Drawing, you’ve been doing it since preschool. It’s so simple, yet so many struggle to use it as a business tool. Every single day very successful people struggle to communicate their ideas, brainstorm and compare thoughts with friends and colleagues. I’ve found that sketching and drawing will close gaps between people so quickly and so effectively that it’s shocking people resist it so often. I’ve used drawing in my day to day work for some time now, but it wasn’t until a couple years ago when I spent a weekend at a Lean UX bootcamp that this practice really crystallized with me.
Confidence and laziness. These are the two reasons people resist to pick up a pen, pencil or whiteboard marker.
Confidence, people simply don’t think they can draw. “I’m not an artist” or “I can’t draw” or “I failed art in high school.” These are poor excuses. Frankly, I’ve seen those who are the worst at drawing often get the most benefit from sketching or drawing for the sake of communicating or brainstorming ideas in a business setting. The pictures don’t have to be pretty. In fact a few lines and dots will do, these marks communicate a million times better than written words and a trillion times better than spoken word. Jason Fried of 37Signals has a great post on how they start product development, ignoring the details, and it all starts with sketching with a Sharpie. A low-fidelity way to get an idea on paper and quickly move forward.
On to laziness. People love to sit. Walk into a typical room of people meeting, they’re typically sitting, barely swiveling in their chairs. Around the room people are virtually glued to their chairs. But you can change this behavior. Get a whiteboard or tape a piece of paper to the wall, then stand up and start sketching. It rapidly becomes contagious, others will hop up as they start discussing and deliberating ideas… they may even pick up a drawing utensil!
I’ve done most of my sketching work with startups over the last few years, and it’s a highly effective way to get people aligned and moving forward quickly, something very important for cash and time-strapped organizations. But this art isn’t just relegated to the startup. I’m sure many Fortune 500 companies couple benefit from sketching, from the junior ranks through the CEO (especially the CEO).
You can truly sketch anything, here are a few ideas:
- User interface (UI) for software
- Technical specifications
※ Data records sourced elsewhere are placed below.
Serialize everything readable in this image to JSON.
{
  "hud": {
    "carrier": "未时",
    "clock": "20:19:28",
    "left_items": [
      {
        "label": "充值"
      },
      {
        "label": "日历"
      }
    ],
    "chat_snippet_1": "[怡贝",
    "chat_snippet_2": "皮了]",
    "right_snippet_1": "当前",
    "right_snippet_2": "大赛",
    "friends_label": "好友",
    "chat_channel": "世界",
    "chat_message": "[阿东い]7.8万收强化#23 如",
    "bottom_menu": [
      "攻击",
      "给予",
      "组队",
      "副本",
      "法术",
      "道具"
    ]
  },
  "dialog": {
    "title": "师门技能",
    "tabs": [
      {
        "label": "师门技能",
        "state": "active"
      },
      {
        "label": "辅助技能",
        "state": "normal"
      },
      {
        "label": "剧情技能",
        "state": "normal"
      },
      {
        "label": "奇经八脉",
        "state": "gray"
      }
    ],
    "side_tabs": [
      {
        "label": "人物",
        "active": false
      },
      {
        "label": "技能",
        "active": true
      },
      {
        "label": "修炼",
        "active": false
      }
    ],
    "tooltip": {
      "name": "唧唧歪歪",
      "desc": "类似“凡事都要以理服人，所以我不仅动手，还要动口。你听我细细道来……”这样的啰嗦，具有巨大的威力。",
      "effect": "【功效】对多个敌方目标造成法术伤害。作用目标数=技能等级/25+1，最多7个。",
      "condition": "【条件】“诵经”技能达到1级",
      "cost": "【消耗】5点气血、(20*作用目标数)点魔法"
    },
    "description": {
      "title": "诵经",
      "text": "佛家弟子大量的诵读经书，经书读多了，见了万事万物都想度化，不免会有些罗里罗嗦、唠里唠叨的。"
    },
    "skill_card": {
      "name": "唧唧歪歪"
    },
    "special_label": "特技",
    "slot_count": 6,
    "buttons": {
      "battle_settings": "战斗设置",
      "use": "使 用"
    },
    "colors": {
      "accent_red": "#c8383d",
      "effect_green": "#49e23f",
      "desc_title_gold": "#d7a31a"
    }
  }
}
- Website design
- PowerPoint presentation
- Store layout
- Restaurant menu
- Mobile application
- T-shirt design
- Customer journey map
- Sales process
- Manufacturing process
Now for your homework. Next time you’re in a meeting simply pick up a pen or pencil, grab a piece of paper and start sketching, drawing and creating. Do you work with a distributed team? I highly suggest Balsamiq Mockups to help rapidly sketch and collaborate. It’s not just for wireframes, you can sketch pretty much anything using this super-simple, drag-and-drop software. Show your work to others in the room. You’ll be amazed at the reaction you receive, it will change the dynamic in meeting rooms and the outcome of your projects. Stick with it, as it will likely take a few sessions to get others on board, remember people lack confidence and are have been trained to be lazy, but that can change quickly.